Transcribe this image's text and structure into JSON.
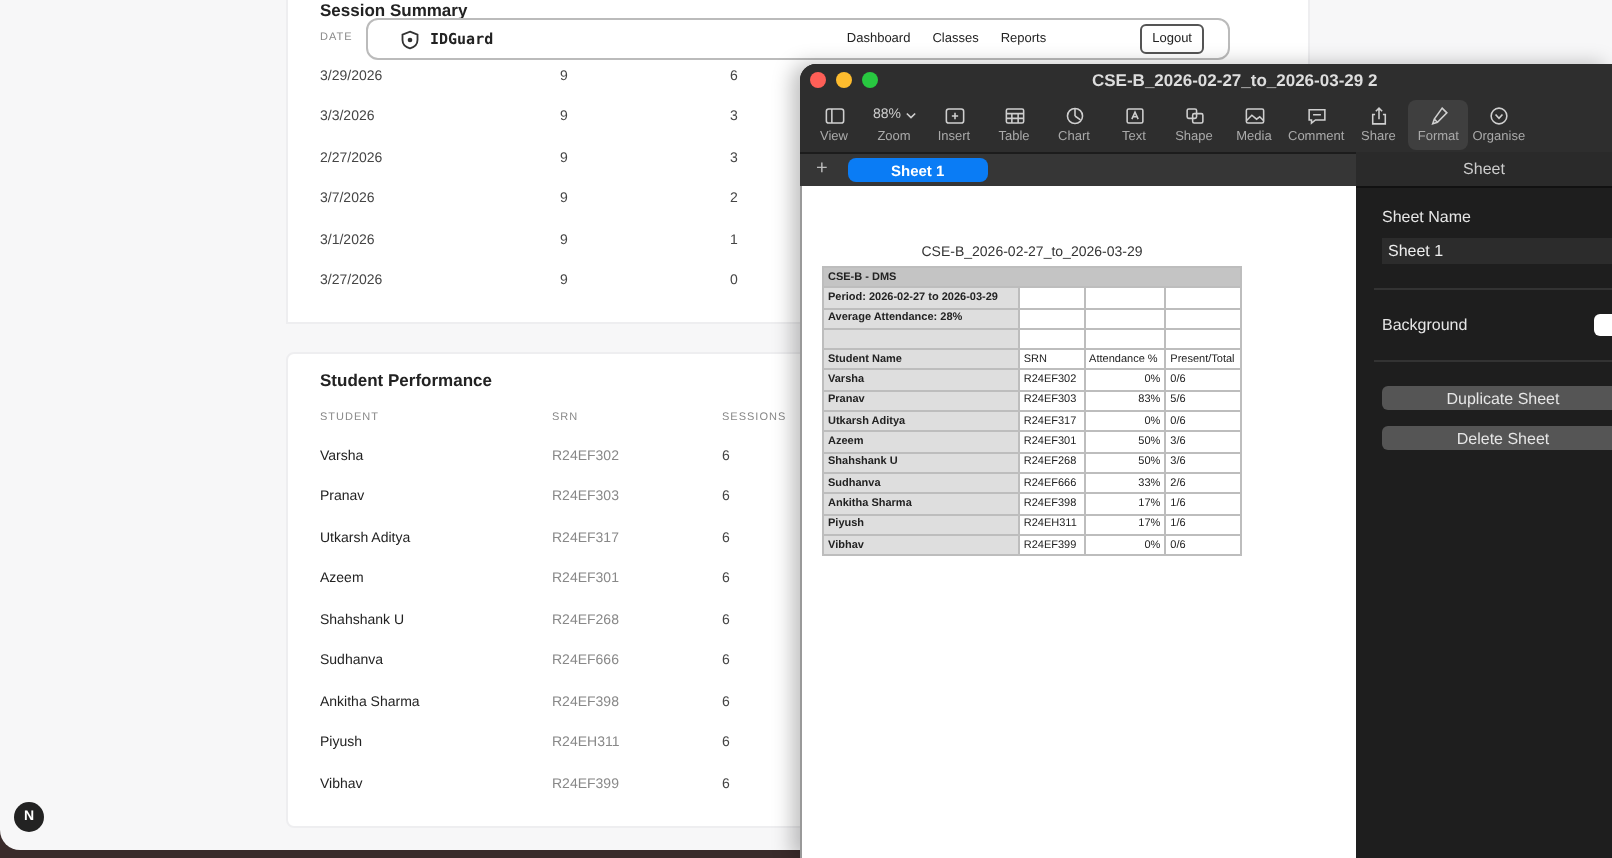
{
  "session_summary": {
    "title": "Session Summary",
    "columns": [
      "DATE"
    ],
    "rows": [
      {
        "date": "3/29/2026",
        "column_2": "9",
        "column_3": "6"
      },
      {
        "date": "3/3/2026",
        "column_2": "9",
        "column_3": "3"
      },
      {
        "date": "2/27/2026",
        "column_2": "9",
        "column_3": "3"
      },
      {
        "date": "3/7/2026",
        "column_2": "9",
        "column_3": "2"
      },
      {
        "date": "3/1/2026",
        "column_2": "9",
        "column_3": "1"
      },
      {
        "date": "3/27/2026",
        "column_2": "9",
        "column_3": "0"
      }
    ]
  },
  "navbar": {
    "brand": "IDGuard",
    "links": [
      "Dashboard",
      "Classes",
      "Reports"
    ],
    "button": "Logout"
  },
  "student_performance": {
    "title": "Student Performance",
    "columns": [
      "STUDENT",
      "SRN",
      "SESSIONS"
    ],
    "rows": [
      [
        "Varsha",
        "R24EF302",
        "6"
      ],
      [
        "Pranav",
        "R24EF303",
        "6"
      ],
      [
        "Utkarsh Aditya",
        "R24EF317",
        "6"
      ],
      [
        "Azeem",
        "R24EF301",
        "6"
      ],
      [
        "Shahshank U",
        "R24EF268",
        "6"
      ],
      [
        "Sudhanva",
        "R24EF666",
        "6"
      ],
      [
        "Ankitha Sharma",
        "R24EF398",
        "6"
      ],
      [
        "Piyush",
        "R24EH311",
        "6"
      ],
      [
        "Vibhav",
        "R24EF399",
        "6"
      ]
    ]
  },
  "numbers_window": {
    "title": "CSE-B_2026-02-27_to_2026-03-29 2",
    "toolbar": [
      {
        "kind": "icon",
        "label": "View",
        "selected": false
      },
      {
        "kind": "zoom",
        "label": "Zoom",
        "value": "88%",
        "selected": false
      },
      {
        "kind": "icon",
        "label": "Insert",
        "selected": false
      },
      {
        "kind": "icon",
        "label": "Table",
        "selected": false
      },
      {
        "kind": "icon",
        "label": "Chart",
        "selected": false
      },
      {
        "kind": "icon",
        "label": "Text",
        "selected": false
      },
      {
        "kind": "icon",
        "label": "Shape",
        "selected": false
      },
      {
        "kind": "icon",
        "label": "Media",
        "selected": false
      },
      {
        "kind": "icon",
        "label": "Comment",
        "selected": false
      },
      {
        "kind": "icon",
        "label": "Share",
        "selected": false
      },
      {
        "kind": "icon",
        "label": "Format",
        "selected": true
      },
      {
        "kind": "icon",
        "label": "Organise",
        "selected": false
      }
    ],
    "add_sheet": "+",
    "sheet_tabs": [
      {
        "label": "Sheet 1",
        "selected": true
      }
    ],
    "sheet": {
      "title": "CSE-B_2026-02-27_to_2026-03-29",
      "header": "CSE-B - DMS",
      "info": [
        "Period: 2026-02-27 to 2026-03-29",
        "Average Attendance: 28%"
      ],
      "columns": [
        "Student Name",
        "SRN",
        "Attendance %",
        "Present/Total"
      ],
      "rows": [
        [
          "Varsha",
          "R24EF302",
          "0%",
          "0/6"
        ],
        [
          "Pranav",
          "R24EF303",
          "83%",
          "5/6"
        ],
        [
          "Utkarsh Aditya",
          "R24EF317",
          "0%",
          "0/6"
        ],
        [
          "Azeem",
          "R24EF301",
          "50%",
          "3/6"
        ],
        [
          "Shahshank U",
          "R24EF268",
          "50%",
          "3/6"
        ],
        [
          "Sudhanva",
          "R24EF666",
          "33%",
          "2/6"
        ],
        [
          "Ankitha Sharma",
          "R24EF398",
          "17%",
          "1/6"
        ],
        [
          "Piyush",
          "R24EH311",
          "17%",
          "1/6"
        ],
        [
          "Vibhav",
          "R24EF399",
          "0%",
          "0/6"
        ]
      ]
    },
    "inspector": {
      "tab": "Sheet",
      "sheet_name_label": "Sheet Name",
      "sheet_name": "Sheet 1",
      "background_label": "Background",
      "buttons": [
        "Duplicate Sheet",
        "Delete Sheet"
      ]
    }
  },
  "dev_badge": "N"
}
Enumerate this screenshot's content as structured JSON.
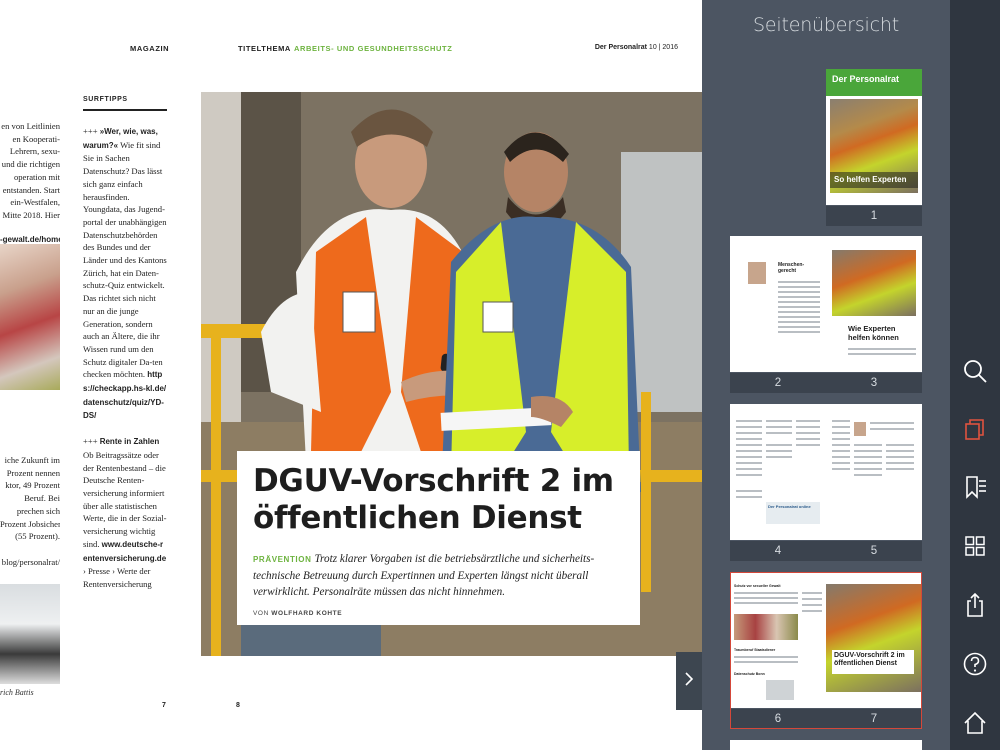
{
  "magazine": {
    "header_section_left": "MAGAZIN",
    "header_section_main": "TITELTHEMA",
    "header_topic": "ARBEITS- UND GESUNDHEITSSCHUTZ",
    "header_pub": "Der Personalrat",
    "header_issue": "10 | 2016",
    "left_column_lines": [
      {
        "text": "en von Leitlinien",
        "bold": false
      },
      {
        "text": "en Kooperati-",
        "bold": false
      },
      {
        "text": "Lehrern, sexu-",
        "bold": false
      },
      {
        "text": "und die richtigen",
        "bold": false
      },
      {
        "text": "operation mit",
        "bold": false
      },
      {
        "text": "entstanden. Start",
        "bold": false
      },
      {
        "text": "ein-Westfalen,",
        "bold": false
      },
      {
        "text": "Mitte 2018. Hier",
        "bold": false
      },
      {
        "text": "",
        "bold": false
      },
      {
        "text": "-gewalt.de/home",
        "bold": true
      }
    ],
    "left_column_lines_2": [
      {
        "text": "iche Zukunft im",
        "bold": false
      },
      {
        "text": "Prozent nennen",
        "bold": false
      },
      {
        "text": "ktor, 49 Prozent",
        "bold": false
      },
      {
        "text": "Beruf. Bei",
        "bold": false
      },
      {
        "text": "prechen sich",
        "bold": false
      },
      {
        "text": "Prozent Jobsicher-",
        "bold": false
      },
      {
        "text": "(55 Prozent).",
        "bold": false
      },
      {
        "text": "",
        "bold": false
      },
      {
        "text": "blog/personalrat/",
        "bold": true
      }
    ],
    "left_caption": "rich Battis",
    "surf_title": "SURFTIPPS",
    "surf_p1_prefix": "+++ ",
    "surf_p1_bold": "»Wer, wie, was, warum?«",
    "surf_p1_text": " Wie fit sind Sie in Sachen Datenschutz? Das lässt sich ganz einfach herausfinden. Youngdata, das Jugend-portal der unabhängigen Datenschutzbehörden des Bundes und der Länder und des Kantons Zürich, hat ein Daten-schutz-Quiz entwickelt. Das richtet sich nicht nur an die junge Generation, sondern auch an Ältere, die ihr Wissen rund um den Schutz digitaler Da-ten checken möchten.",
    "surf_p1_link": "https://checkapp.hs-kl.de/datenschutz/quiz/YD-DS/",
    "surf_p2_prefix": "+++ ",
    "surf_p2_bold": "Rente in Zahlen",
    "surf_p2_text": " Ob Beitragssätze oder der Rentenbestand – die Deutsche Renten-versicherung informiert über alle statistischen Werte, die in der Sozial-versicherung wichtig sind.",
    "surf_p2_link": "www.deutsche-rentenversicherung.de",
    "surf_p2_tail": " › Presse › Werte der Rentenversicherung",
    "title": "DGUV-Vorschrift 2 im öffentlichen Dienst",
    "lead_kicker": "PRÄVENTION",
    "lead": "Trotz klarer Vorgaben ist die betriebsärztliche und sicherheits-technische Betreuung durch Expertinnen und Experten längst nicht überall verwirklicht. Personalräte müssen das nicht hinnehmen.",
    "byline_prefix": "VON ",
    "byline_author": "WOLFHARD KOHTE",
    "page_left": "7",
    "page_right": "8"
  },
  "panel": {
    "title": "Seitenübersicht",
    "cover_title": "Der Personalrat",
    "cover_caption": "So helfen Experten",
    "spread23_heading_left": "Menschen-gerecht",
    "spread23_heading_right": "Wie Experten helfen können",
    "spread45_box": "Der Personalrat online",
    "spread67_title": "DGUV-Vorschrift 2 im öffentlichen Dienst",
    "spread67_left_head1": "Schutz vor sexueller Gewalt",
    "spread67_left_head2": "Traumberuf Staatsdiener",
    "spread67_left_head3": "Daten­schutz Bonn",
    "pages": {
      "p1": "1",
      "p2": "2",
      "p3": "3",
      "p4": "4",
      "p5": "5",
      "p6": "6",
      "p7": "7"
    },
    "selected_spread": "6-7",
    "selection_color": "#d4483a"
  },
  "toolbar": {
    "icons": [
      "search-icon",
      "pages-icon",
      "bookmarks-icon",
      "grid-icon",
      "share-icon",
      "help-icon",
      "home-icon"
    ],
    "active_color": "#e0533f"
  }
}
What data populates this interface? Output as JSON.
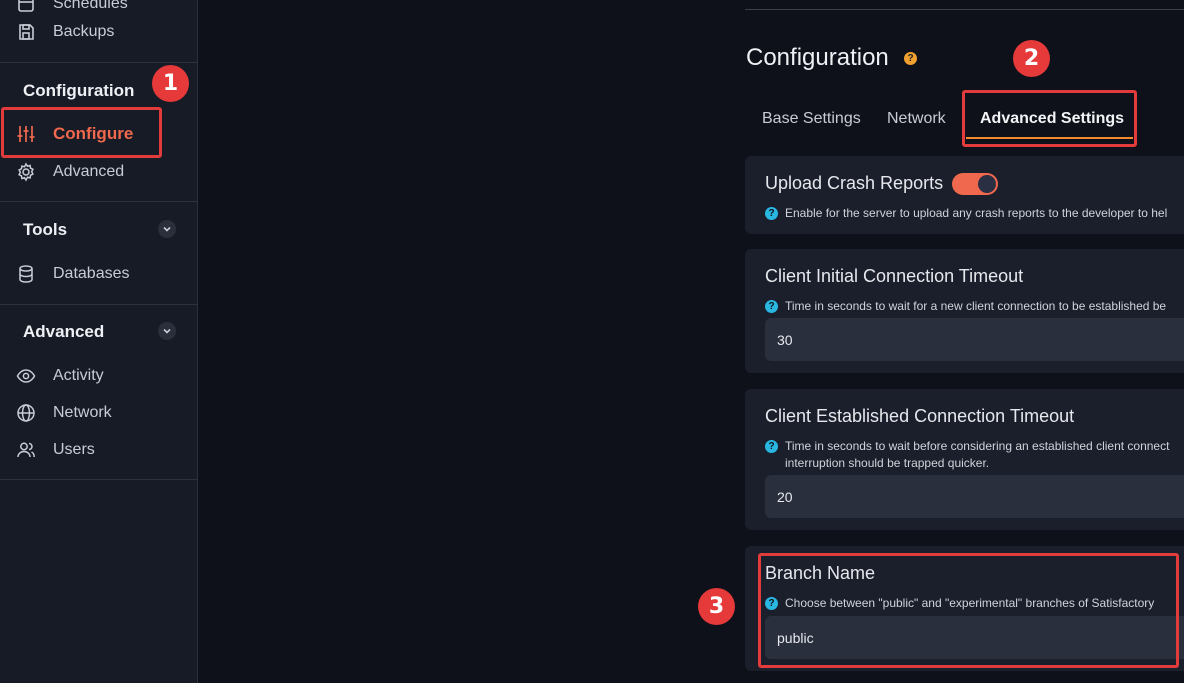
{
  "sidebar": {
    "top_partial_label": "Schedules",
    "backups_label": "Backups",
    "configuration_section": "Configuration",
    "configure_label": "Configure",
    "advanced_item_label": "Advanced",
    "tools_section": "Tools",
    "databases_label": "Databases",
    "advanced_section": "Advanced",
    "activity_label": "Activity",
    "network_label": "Network",
    "users_label": "Users"
  },
  "annotations": {
    "step1": "1",
    "step2": "2",
    "step3": "3"
  },
  "main": {
    "title": "Configuration",
    "help_glyph": "?",
    "tabs": [
      "Base Settings",
      "Network",
      "Advanced Settings"
    ],
    "cards": {
      "crash": {
        "title": "Upload Crash Reports",
        "help": "Enable for the server to upload any crash reports to the developer to hel",
        "enabled": true
      },
      "initial_timeout": {
        "title": "Client Initial Connection Timeout",
        "help": "Time in seconds to wait for a new client connection to be established be",
        "value": "30"
      },
      "established_timeout": {
        "title": "Client Established Connection Timeout",
        "help_line1": "Time in seconds to wait before considering an established client connect",
        "help_line2": "interruption should be trapped quicker.",
        "value": "20"
      },
      "branch": {
        "title": "Branch Name",
        "help": "Choose between \"public\" and \"experimental\" branches of Satisfactory",
        "value": "public"
      }
    }
  },
  "colors": {
    "accent": "#f0684d",
    "annotation": "#e5393a",
    "tab_underline": "#f08b2e"
  }
}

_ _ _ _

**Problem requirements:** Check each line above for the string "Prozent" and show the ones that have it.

**Solved exercise:**
        "text": "Prozent nennen",
        "text": "ktor, 49 Prozent",
        "text": "Prozent Jobsicher-",
        "text": "(55 Prozent).",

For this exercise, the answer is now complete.